Anyone who’s watched the episode can see this is unfolding to be a train wreck in the making for Will. The journalist in the episode has pieced together why he’s been brought in to write this fluff piece but unravels a racy, inside scoop about ACN. Part II is next Tuesday, but in essence Will has asked a member of the free press to not speak negatively about him, his relationship with his producer or the show.
This fictitious, made-for-TVscenario isn’t dissimilar to a blogger relations program sent to me wherein a global PR firm was asking a blogger for a product review and giveaway. When the blogger responded asking for the product, she was sent acknowledgement of the agreement to do the review along with a written contract.
In this instance, the firm and blogger are treating this as an earned media opportunity — e.g. non-paying — in which a blogger was sent a contract to sign and return before she could receive the product and perform a giveaway.
Tip #3: If you’re asking a blogger to run a product giveaway, there are costs involved in doing so in addition to their time. Shipping and legal/rules are two such examples. Either arm them with the tools to run it properly, or pay them to cover these costs (and for their time).
Understandably, whenever there is a material connection between a brand and blogger it should be disclosed, and this firm chose to employ the use of a contract so they and their client would not be held liable if the blogger refused to comply.
The contract states that the blogger must be honest. +1 for that. The contract states that the blogger must disclose. Another +1. In fact, while verbose, it does provide a nice working framework for keeping the firm and client safe from the FTC because it provides evidence that all parties involved will be ethical.
The problem with this contract is that one of the paragraphs reads as follows insert part about disparaging the client or the PR firm here:
“Blogger shall not make any false, misleading or disparaging remarks about individuals or organizations or their products or services;”
False? No problem. Misleading? No problem. Disparaging? Wait, what? So a blogger, if agreeing to this, can’t say something bad about a product? Earlier in the contract it said to disclose your relationship. Earlier it said to be honest — Just don’t say anything bad. Will MacAlvoy would be proud.

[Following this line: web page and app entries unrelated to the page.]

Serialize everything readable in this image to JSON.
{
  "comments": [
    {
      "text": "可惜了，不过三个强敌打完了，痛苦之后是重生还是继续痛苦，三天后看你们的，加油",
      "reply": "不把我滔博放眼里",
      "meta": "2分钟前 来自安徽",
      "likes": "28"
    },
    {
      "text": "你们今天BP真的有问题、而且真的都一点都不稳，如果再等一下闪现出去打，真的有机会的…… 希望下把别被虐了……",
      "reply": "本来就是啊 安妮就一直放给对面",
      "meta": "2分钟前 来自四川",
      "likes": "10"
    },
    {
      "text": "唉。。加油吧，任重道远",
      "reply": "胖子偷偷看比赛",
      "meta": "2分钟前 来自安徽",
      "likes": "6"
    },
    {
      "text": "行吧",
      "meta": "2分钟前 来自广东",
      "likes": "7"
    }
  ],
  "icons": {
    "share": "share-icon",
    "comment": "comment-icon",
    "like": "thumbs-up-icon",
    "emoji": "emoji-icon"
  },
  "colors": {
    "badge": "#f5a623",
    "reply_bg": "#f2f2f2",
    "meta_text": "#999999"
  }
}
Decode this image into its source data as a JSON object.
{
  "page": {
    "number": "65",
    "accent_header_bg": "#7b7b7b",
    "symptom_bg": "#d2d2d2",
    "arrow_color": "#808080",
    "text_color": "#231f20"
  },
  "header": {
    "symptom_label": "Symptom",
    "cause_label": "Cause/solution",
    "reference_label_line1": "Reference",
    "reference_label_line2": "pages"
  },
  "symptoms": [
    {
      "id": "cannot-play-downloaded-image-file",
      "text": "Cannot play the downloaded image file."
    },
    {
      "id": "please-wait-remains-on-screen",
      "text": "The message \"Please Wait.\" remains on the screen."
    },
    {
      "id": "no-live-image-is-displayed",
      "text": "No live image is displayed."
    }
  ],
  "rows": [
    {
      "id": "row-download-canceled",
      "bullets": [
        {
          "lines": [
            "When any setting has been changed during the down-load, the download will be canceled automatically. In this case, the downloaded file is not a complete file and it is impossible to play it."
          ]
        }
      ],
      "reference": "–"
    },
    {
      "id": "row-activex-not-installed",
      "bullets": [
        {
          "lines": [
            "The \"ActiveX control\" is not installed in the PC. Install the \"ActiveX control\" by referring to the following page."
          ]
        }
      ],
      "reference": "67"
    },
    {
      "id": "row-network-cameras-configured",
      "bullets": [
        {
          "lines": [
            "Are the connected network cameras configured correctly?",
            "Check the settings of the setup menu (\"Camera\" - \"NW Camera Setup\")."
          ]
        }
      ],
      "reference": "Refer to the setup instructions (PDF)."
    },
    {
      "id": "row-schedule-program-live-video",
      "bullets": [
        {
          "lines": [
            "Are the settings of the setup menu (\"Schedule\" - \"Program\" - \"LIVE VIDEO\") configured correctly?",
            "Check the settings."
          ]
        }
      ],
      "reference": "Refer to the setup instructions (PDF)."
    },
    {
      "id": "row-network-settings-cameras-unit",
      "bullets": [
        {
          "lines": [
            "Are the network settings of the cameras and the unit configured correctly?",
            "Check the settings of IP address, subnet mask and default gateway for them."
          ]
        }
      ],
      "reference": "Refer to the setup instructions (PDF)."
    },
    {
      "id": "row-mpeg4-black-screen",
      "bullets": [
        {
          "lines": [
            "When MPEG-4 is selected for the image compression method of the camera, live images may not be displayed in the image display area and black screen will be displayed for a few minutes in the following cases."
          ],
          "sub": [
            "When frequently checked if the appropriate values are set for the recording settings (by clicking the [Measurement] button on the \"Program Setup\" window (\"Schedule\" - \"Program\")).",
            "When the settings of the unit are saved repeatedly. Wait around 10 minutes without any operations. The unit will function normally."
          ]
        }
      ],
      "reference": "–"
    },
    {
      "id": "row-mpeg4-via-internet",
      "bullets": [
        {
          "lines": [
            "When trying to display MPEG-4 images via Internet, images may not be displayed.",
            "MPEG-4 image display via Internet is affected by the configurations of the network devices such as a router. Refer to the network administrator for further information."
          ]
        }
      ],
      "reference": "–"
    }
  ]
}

Tip #4: If you’re not confident a review will be positive, either don’t send it out for review, set your client’s expectations that it might not be all roses and have prepared responses or don’t do it. Honesty, not covering up negativity, is the best policy and authenticity will sell more cases than shilling.
Earned, Owned or Paid: Education Isn’t Being Done Properly
These are just two examples sent to me within a few days of one another, and there are plenty more examples. It’s happening daily by firms who are supposed to be setting the standards for ethical blogger relations, are part of associations that claim to police their members, and by brands that in all honesty are getting bad advice. It goes without saying that regardless of whether you follow an association’s policy or not, or whether you’re a blogger trying to right an agency’s wrong, the devil’s in the details of people understanding and consistently following the actual standards.
David Binkowski is a partner at Large Media and “wrote the rules” for working ethically with bloggers for WOMMA in 2006. He also drafted the association’s FTC Blogger Relations guidelines and has used his blogger relations experience to throw some of the most talked about blogger events over the past few years, including the dressbarn Runway Show at Type A Parent Conference and the Schick Intuition party at BlogHer.